The amendment moved by the Opposition simply states that the effectiveness of this schedule be investigated by the Legislative Council Standing Committee on Law and Justice. I want to ensure that that committee has the benefit of expert advice. The committee comprises members of this House and is chaired by the Hon. R. D. Dyer. The committee members are very effective and efficient, but are not experts on all the details of the WorkCover scheme.
The Standing Committee on Law and Justice needs an expert report that it can consider to enable it to report to the House. Through the committee the House will have a monitoring process. It will review the results of the evaluation and report to Parliament. My amendment will achieve, in a better and more effective way, what the Opposition is attempting to achieve. It will equip the Standing Committee on Law and Justice with expert knowledge, which is the information it needs. If my amendment is not agreed to, the committee will have to hire consultants or other persons, who will be a charge against the committee and/or this House. Under my amendment the Government will bear all the costs of the evaluation process by an independent evaluator. The Hon. R. D. Dyer is nodding his head in agreement.
The Hon. R. D. Dyer: I don't want to pay for it.
Reverend the Hon. F. J. NILE: That is what I am saying. From a financial point of view this is a more efficient and effective way for the House to operate.
The Hon. M. J. GALLACHER (Leader of the Opposition) [3.01 p.m.]: I seek a point of clarification from Reverend the Hon. F. J. Nile. What is meant by the words "chosen by the authority by private tender"? How is it intended to place advertising to get the private tender under way?

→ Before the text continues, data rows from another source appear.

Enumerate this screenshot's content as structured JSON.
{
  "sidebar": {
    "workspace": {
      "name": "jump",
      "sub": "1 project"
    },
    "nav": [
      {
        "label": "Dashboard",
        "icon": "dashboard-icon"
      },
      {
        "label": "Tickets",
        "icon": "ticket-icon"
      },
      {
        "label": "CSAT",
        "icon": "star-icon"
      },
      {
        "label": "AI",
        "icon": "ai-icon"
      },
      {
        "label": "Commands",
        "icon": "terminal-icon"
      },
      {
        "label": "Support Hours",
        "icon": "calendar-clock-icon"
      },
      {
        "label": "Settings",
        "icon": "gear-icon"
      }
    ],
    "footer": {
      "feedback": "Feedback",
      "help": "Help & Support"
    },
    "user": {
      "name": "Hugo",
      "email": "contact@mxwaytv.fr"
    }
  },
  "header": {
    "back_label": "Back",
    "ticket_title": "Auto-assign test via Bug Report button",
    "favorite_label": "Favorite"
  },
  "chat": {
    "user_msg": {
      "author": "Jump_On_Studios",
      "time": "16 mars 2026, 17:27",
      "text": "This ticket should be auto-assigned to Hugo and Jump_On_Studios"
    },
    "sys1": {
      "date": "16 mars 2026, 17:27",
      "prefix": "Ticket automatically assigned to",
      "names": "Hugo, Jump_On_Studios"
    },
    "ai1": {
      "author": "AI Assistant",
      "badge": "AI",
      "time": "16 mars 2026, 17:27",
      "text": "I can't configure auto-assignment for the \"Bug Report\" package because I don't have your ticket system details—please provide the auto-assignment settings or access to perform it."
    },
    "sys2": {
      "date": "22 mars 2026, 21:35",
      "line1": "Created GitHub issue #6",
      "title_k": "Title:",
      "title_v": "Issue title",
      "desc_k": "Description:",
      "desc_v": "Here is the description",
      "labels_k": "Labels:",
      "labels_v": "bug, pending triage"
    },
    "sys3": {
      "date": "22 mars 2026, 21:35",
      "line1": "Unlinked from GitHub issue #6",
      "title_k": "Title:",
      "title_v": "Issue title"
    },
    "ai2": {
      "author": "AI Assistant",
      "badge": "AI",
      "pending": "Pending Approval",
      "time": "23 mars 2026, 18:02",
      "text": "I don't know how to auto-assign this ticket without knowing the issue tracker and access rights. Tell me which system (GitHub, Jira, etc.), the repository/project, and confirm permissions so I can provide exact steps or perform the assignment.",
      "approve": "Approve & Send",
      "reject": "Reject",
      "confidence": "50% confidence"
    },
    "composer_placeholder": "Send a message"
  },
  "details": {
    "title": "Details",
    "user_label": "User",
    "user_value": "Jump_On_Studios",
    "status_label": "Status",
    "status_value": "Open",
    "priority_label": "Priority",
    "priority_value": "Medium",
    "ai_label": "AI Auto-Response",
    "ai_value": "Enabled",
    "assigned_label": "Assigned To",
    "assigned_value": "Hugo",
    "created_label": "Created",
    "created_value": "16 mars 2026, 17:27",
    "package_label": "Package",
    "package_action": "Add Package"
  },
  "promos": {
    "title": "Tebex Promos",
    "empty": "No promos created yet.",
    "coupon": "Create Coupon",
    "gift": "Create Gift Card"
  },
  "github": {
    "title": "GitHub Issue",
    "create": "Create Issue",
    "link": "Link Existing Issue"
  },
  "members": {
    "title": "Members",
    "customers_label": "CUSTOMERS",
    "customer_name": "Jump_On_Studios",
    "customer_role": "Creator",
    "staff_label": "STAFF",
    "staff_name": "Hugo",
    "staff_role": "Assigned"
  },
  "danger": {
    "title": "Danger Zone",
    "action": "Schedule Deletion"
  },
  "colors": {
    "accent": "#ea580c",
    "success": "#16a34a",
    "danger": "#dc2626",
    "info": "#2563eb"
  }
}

Who will fully examine the value of the system?
Reverend the Hon. F. J. NILE [3.02 p.m.]: WorkCover would have to seek tenders.
The Hon. D. J. Gay: Why is it a private tender? Surely it is a government tender.
Reverend the Hon. F. J. NILE: The emphasis is on private tender. The people who apply will be from private industry. Private tender means private industry. It will be advertised publicly; it will not be a division of WorkCover that will conduct the evaluation. It will be independent. That is where the emphasis will be—independent. Private in this sense does not mean secret; it means that private industry will have the opportunity to tender to carry out the evaluation.
The Hon. D. J. Gay: So it will not be a private tender; it will be an open tender.
Reverend the Hon. F. J. NILE: Yes, an open tender, not a private tender.
The Hon. J. J. DELLA BOSCA (Special Minister of State, Minister for Industrial Relations, Assistant Treasurer, Minister Assisting the Premier on Public Sector Management, and Minister Assisting the Premier for the Central Coast) [3.03 p.m.]: The Government supports the amendment proposed by the Christian Democratic Party. The injury management pilot will provide new information that will assist in identifying possible improvements to the injury management provisions of the current legislation. The Government welcomes the opportunity for the law and justice committee to review the evaluation of the pilot project and make suggestions for improvements to the scheme. The amendment is supported. The Government does not support the earlier amendment in its original form moved by the Leader of the Opposition.
Amendment of amendment agreed to.
Amendment as amended agreed to.
Progress reported from Committee and leave granted to sit again.